Anyone who has ever taken a look at the relevant literature can easily discover any number of cases substantiating this phenomenon.
Recommended reading for anyone interested in this subject is DuPrel’s Fernsehen und Fernwirken, Volume II of his Entdeckung der Seele.
The theory of long-range effects in time is among the most obscure and complex topics in the realm of occult phenomena.
Under this heading we classify premonitions, prophecies, second sight, and clairvoyance in the strict sense.
I have not gone into any explanation of the phenomena previously discussed because any such explanation would lie far beyond the scope of my talk.
For the same reason I will refrain from any attempt to explain longrange effects in time, despite the fact that the problem is vitally interesting and virtually begs for commentary.
However, I cannot resist the urge to at least hint at the direction that an explanation might take.
To this purpose I cite Schopenhauer’s statement in the Parerga und Paralipomena:
“Consequent upon Kant’s doctrine of the ideality of space and time we understand that the Ding an sick, in other words the only reality in all phenomena, being free from these two forms of the intellect (intellectual categories), knows nothing of the distinction between near and far, between present, past and future.
Accordingly the divisions based on these modes of viewing the world show themselves not to be absolute, but instead, in terms of the mode of cognition we speak of, which is substantially altered by the modification of the organ [of cognition], no longer present any insuperable barriers.”
There seems no need for any extensive treatment of examples.

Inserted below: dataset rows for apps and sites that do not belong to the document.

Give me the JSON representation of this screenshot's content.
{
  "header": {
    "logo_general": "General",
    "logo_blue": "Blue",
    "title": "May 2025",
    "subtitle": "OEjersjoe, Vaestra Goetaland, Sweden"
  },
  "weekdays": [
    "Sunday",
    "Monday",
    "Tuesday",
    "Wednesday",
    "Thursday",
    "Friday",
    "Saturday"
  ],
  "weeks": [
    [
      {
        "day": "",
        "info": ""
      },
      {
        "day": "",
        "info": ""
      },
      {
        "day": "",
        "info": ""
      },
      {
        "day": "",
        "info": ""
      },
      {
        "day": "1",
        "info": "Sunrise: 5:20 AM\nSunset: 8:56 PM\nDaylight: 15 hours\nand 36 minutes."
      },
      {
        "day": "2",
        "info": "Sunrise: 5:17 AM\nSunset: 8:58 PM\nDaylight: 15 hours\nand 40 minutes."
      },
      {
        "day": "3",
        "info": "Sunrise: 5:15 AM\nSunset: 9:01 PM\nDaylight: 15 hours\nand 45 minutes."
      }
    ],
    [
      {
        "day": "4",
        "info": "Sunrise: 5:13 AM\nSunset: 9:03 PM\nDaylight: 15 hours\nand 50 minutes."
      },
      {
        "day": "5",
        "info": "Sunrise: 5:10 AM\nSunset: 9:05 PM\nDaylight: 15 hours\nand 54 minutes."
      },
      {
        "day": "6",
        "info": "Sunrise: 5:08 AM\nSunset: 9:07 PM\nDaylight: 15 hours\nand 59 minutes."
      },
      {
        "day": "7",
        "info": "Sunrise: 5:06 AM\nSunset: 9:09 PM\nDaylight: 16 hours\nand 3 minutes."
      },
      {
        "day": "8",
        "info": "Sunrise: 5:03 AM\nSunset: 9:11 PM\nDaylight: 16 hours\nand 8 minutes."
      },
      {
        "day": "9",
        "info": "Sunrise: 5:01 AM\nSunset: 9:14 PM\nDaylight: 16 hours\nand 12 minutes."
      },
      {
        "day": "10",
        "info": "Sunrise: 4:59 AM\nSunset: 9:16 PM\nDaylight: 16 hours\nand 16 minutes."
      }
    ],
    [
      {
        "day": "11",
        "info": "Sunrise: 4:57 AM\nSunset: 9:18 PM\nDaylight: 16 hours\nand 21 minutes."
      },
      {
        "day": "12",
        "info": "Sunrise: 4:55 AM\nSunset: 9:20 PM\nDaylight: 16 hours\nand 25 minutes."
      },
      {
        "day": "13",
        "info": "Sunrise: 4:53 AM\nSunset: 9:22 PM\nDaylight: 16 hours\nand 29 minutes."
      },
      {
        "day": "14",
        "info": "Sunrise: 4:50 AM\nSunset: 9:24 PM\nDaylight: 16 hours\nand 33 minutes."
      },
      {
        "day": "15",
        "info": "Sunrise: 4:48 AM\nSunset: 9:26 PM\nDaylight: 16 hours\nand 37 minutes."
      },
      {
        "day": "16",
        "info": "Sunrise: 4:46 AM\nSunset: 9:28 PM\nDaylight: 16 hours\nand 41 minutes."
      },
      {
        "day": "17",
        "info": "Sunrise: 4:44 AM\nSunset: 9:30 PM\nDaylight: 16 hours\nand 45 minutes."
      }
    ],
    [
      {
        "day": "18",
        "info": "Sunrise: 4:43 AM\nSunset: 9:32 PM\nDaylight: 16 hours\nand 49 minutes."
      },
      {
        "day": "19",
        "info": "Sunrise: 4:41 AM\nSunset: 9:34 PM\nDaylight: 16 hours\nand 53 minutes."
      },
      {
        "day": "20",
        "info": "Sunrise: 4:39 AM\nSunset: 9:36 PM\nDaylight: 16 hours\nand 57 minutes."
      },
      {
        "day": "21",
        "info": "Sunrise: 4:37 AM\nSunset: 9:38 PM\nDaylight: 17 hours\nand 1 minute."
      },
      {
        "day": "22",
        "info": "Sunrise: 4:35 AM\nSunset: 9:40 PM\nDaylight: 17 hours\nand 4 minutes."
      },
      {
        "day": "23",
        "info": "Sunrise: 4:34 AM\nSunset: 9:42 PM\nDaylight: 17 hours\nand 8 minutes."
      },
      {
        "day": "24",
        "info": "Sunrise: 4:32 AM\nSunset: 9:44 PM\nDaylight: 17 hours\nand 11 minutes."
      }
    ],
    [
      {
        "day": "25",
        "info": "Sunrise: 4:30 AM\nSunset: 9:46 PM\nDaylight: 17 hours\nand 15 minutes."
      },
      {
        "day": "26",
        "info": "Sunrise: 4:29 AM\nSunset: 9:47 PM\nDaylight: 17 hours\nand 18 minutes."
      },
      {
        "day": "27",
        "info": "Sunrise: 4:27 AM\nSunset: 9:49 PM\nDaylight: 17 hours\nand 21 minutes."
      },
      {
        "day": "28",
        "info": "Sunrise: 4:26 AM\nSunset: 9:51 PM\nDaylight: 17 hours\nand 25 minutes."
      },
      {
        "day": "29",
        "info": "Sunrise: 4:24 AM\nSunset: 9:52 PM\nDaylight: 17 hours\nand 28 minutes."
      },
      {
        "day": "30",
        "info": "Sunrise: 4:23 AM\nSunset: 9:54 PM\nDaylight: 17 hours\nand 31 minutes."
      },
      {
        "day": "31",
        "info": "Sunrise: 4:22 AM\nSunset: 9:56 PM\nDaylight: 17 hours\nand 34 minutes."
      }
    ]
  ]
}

I will merely recall the famous tale of the Cossack who predicted the downfall of Poland many years beforehand, and the case of Cazotte, who in the year 1788, according to the account of a witness, Francois de la Harpe of the Academy, prophesied the terrors of the French Revolution, telling each person present the manner of his death in every detail.
I would also remind you of a case close
to home: I learned from a thoroughly reliable source, namely the attending physician, that a female patient suffering from hysteria prophesied, in obscure words, the disaster of Miinchenstein, several months before it occurred.
When the disaster ensued, the woman was in upper Switzerland, whence she clairvoyantly perceived the catastrophe at the same moment that it took place.
An inquiry dispatched immediately by telegram confirmed the accuracy of this clairvoyant vision.
Prophetic dreams, which represent a lower level of conscious clairvoyance, also belong in this category.
One special form is the “second sight” of the Scots, a gift that actually afflicts vast numbers of people on the solitary isles of northern Scotland.
The Old Testament prophets may also be described as clairvoyants, despite the fact that in recent times strenuous efforts have been made to reduce to a minimum all the miraculous elements of the Bible, and to divest its mystical protagonists of their characteristic nimbus.
This has been done with apparent disregard for the fact that it turns the prophets into caricatures, hack journalists who mystify the public with their prophecies after the prophesied events have already taken place.
Quite apart from the insipidity of such an interpretation, it would never have occurred to any Jew to follow the behests of such straw men. ~Carl Jung, Zofingia Lectures, Pages 33-43